-- AIM OF THE EXERCISE --
Using the listing that follows, return every line with the word "value".
━━━ DATA FOR THE TASK ━━━
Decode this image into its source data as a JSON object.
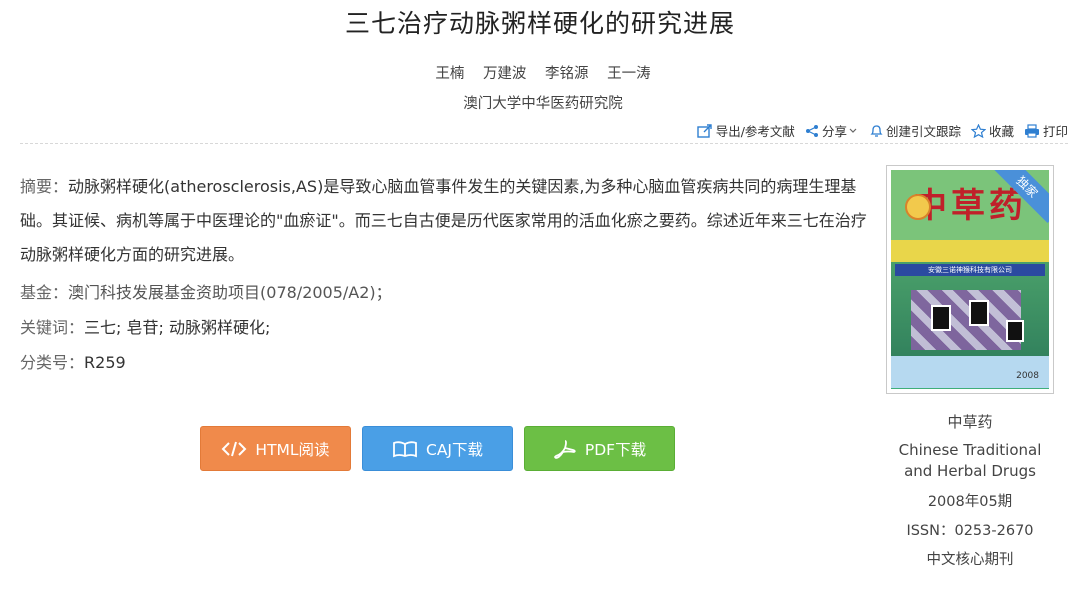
{
  "article": {
    "title": "三七治疗动脉粥样硬化的研究进展",
    "authors": [
      "王楠",
      "万建波",
      "李铭源",
      "王一涛"
    ],
    "affiliation": "澳门大学中华医药研究院"
  },
  "toolbar": {
    "export_label": "导出/参考文献",
    "share_label": "分享",
    "track_label": "创建引文跟踪",
    "favorite_label": "收藏",
    "print_label": "打印"
  },
  "abstract": {
    "label": "摘要：",
    "text": "动脉粥样硬化(atherosclerosis,AS)是导致心脑血管事件发生的关键因素,为多种心脑血管疾病共同的病理生理基础。其证候、病机等属于中医理论的\"血瘀证\"。而三七自古便是历代医家常用的活血化瘀之要药。综述近年来三七在治疗动脉粥样硬化方面的研究进展。"
  },
  "fund": {
    "label": "基金：",
    "value": "澳门科技发展基金资助项目(078/2005/A2)；"
  },
  "keywords": {
    "label": "关键词：",
    "items": [
      "三七;",
      "皂苷;",
      "动脉粥样硬化;"
    ]
  },
  "classification": {
    "label": "分类号：",
    "value": "R259"
  },
  "downloads": {
    "html_label": "HTML阅读",
    "caj_label": "CAJ下载",
    "pdf_label": "PDF下载"
  },
  "journal": {
    "cover_title": "中草药",
    "cover_badge": "独家",
    "cover_company": "安徽三诺神猴科技有限公司",
    "cover_year": "2008",
    "name_cn": "中草药",
    "name_en_line1": "Chinese Traditional",
    "name_en_line2": "and Herbal Drugs",
    "issue": "2008年05期",
    "issn": "ISSN：0253-2670",
    "core": "中文核心期刊"
  },
  "colors": {
    "html_button": "#f08a4b",
    "caj_button": "#4a9fe6",
    "pdf_button": "#6cbf45",
    "toolbar_icon": "#2f7fd1"
  },
  "icons": [
    "export-icon",
    "share-icon",
    "bell-icon",
    "star-icon",
    "printer-icon",
    "code-icon",
    "book-icon",
    "pdf-icon"
  ]
}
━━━
-- RESPONSE TO THIS EXERCISE --
    "value": "澳门科技发展基金资助项目(078/2005/A2)；"
    "value": "R259"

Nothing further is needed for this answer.